***** Source records

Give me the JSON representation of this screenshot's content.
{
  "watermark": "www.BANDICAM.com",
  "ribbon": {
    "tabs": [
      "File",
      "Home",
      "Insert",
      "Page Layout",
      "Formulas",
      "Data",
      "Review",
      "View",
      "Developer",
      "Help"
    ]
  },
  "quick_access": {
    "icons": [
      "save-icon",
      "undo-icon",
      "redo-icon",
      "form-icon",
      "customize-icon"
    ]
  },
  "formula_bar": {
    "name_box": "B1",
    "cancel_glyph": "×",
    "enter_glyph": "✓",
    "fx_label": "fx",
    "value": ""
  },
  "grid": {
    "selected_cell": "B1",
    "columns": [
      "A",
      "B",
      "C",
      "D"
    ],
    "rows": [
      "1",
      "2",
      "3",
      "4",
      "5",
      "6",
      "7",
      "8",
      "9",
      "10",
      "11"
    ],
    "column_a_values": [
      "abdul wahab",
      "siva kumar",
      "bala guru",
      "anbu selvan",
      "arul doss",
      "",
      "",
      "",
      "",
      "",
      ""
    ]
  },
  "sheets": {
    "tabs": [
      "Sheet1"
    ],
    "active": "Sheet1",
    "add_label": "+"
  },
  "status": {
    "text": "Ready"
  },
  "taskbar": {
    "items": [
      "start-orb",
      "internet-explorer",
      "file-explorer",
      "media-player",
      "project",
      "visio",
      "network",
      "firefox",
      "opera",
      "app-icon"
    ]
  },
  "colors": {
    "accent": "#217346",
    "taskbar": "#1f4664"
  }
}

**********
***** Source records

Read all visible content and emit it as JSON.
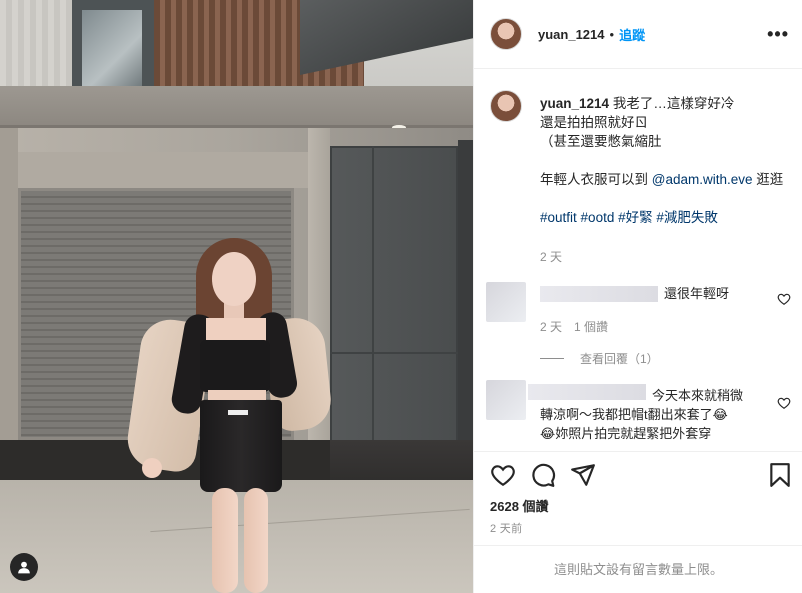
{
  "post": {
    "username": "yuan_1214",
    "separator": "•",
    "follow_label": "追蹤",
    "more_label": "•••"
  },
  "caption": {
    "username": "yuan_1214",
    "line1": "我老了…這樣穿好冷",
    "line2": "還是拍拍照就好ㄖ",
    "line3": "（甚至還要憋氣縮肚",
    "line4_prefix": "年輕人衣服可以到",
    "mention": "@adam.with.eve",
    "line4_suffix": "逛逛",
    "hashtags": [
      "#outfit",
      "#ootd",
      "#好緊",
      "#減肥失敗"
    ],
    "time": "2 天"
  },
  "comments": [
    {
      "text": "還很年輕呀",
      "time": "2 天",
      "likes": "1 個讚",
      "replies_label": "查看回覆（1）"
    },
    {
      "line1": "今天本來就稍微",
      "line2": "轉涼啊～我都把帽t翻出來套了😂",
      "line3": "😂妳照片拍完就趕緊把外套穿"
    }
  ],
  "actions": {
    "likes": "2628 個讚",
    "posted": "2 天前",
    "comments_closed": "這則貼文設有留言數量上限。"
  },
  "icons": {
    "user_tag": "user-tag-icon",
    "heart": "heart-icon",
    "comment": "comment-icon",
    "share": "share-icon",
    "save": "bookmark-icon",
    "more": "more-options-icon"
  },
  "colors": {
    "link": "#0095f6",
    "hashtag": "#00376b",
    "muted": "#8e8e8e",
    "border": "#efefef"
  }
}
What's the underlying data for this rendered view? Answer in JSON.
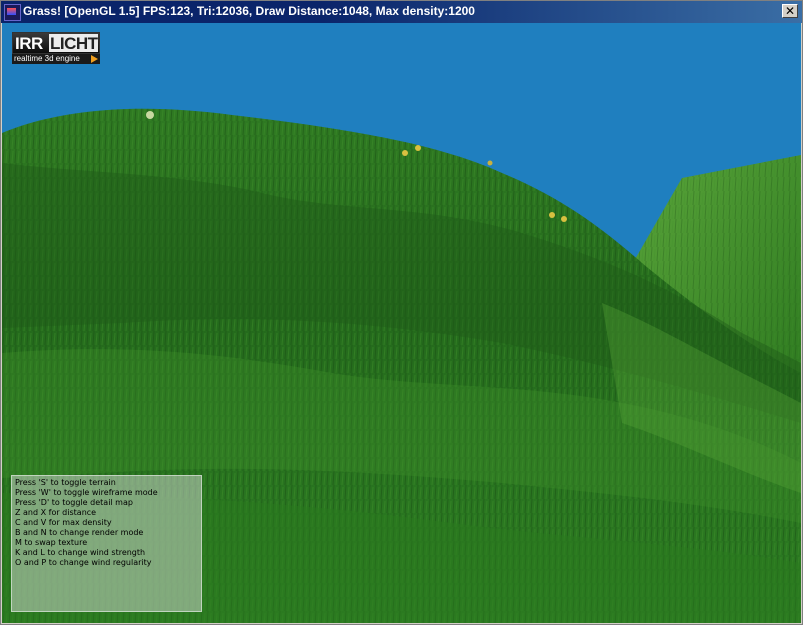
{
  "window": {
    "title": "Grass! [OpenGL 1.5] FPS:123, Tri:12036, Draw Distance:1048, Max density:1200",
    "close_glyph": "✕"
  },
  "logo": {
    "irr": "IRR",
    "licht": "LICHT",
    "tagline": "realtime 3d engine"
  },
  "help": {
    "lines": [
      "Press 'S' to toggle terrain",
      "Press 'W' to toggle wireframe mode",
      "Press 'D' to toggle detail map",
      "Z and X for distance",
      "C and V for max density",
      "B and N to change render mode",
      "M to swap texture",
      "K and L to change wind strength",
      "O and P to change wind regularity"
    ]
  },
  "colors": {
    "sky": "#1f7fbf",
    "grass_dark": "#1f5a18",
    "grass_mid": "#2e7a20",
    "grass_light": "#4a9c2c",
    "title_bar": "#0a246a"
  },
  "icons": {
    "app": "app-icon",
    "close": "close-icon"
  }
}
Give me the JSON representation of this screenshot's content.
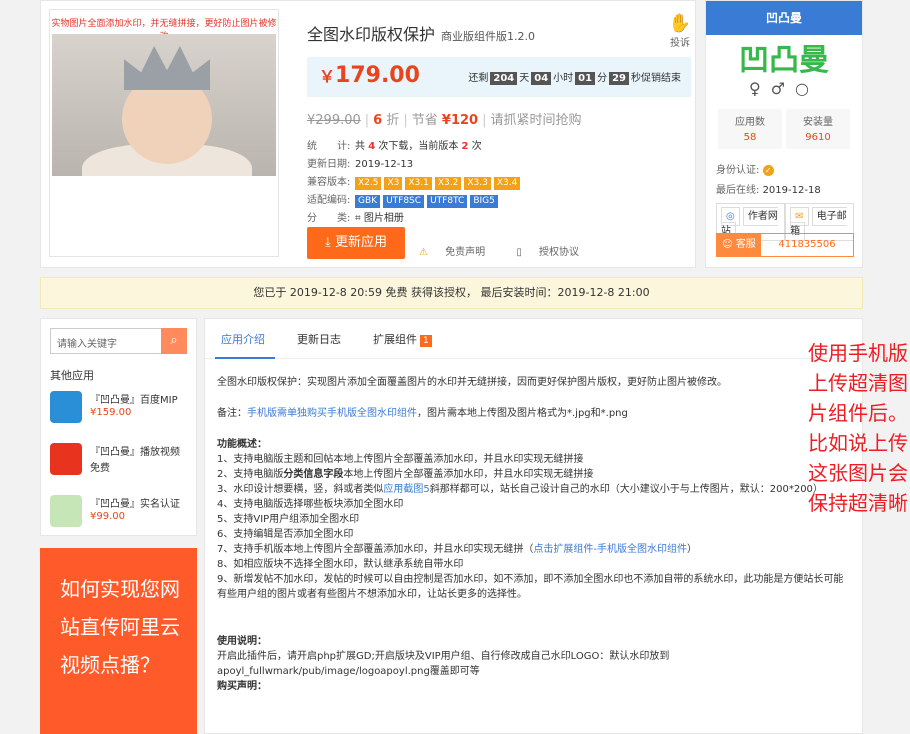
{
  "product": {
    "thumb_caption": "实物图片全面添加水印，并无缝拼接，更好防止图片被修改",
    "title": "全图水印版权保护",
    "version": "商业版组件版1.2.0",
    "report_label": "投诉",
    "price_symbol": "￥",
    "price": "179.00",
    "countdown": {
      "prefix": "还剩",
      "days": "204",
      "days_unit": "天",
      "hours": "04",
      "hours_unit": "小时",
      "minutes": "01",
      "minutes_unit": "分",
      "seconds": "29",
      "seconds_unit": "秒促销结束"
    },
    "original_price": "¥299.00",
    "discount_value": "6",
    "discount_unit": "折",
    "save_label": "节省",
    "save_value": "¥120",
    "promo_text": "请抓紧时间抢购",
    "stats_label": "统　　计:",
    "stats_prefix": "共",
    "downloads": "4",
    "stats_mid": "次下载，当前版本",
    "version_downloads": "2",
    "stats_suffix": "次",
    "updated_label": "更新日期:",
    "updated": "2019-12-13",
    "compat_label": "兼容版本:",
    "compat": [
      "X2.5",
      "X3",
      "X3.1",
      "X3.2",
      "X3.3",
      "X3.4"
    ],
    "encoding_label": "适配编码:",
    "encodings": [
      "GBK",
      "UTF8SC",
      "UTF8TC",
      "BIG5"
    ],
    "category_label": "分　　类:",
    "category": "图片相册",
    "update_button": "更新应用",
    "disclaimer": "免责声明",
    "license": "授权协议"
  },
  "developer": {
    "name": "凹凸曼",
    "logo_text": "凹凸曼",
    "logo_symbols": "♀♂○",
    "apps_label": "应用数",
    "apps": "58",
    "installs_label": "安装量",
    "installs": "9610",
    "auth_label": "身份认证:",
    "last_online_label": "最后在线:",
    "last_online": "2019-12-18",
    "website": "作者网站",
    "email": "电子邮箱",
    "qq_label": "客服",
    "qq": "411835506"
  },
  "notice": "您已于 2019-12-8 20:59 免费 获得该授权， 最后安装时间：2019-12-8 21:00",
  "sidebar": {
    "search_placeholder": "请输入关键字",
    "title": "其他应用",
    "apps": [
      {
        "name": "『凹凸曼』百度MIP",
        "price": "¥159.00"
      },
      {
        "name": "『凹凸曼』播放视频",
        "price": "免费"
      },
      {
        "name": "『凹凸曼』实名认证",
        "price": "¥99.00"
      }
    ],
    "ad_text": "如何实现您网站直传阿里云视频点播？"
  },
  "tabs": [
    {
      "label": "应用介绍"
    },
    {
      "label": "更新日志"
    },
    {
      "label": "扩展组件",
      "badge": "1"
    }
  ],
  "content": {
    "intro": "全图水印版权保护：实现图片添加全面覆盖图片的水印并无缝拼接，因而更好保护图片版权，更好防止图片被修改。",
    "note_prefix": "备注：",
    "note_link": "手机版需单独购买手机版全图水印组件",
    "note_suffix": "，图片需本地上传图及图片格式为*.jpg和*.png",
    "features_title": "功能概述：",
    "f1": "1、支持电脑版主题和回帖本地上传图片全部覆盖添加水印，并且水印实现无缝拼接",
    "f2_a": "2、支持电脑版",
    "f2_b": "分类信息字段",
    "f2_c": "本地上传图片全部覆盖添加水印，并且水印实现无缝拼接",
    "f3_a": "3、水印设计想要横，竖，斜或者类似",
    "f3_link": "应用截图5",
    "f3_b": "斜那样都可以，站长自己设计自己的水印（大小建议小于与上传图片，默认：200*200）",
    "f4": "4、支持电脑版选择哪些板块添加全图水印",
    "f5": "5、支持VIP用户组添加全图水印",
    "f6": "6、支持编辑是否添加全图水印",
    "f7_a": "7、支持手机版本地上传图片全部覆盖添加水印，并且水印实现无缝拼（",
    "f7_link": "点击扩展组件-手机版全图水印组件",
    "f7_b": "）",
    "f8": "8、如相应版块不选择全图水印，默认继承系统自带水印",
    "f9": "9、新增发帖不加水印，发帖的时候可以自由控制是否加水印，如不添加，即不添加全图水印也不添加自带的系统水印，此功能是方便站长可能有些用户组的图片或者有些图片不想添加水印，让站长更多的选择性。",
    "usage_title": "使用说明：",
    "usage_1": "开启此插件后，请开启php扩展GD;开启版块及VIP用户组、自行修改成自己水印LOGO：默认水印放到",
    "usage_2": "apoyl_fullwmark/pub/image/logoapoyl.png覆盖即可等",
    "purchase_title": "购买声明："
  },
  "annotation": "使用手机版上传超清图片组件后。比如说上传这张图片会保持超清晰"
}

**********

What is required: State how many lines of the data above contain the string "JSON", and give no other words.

Answer area: 4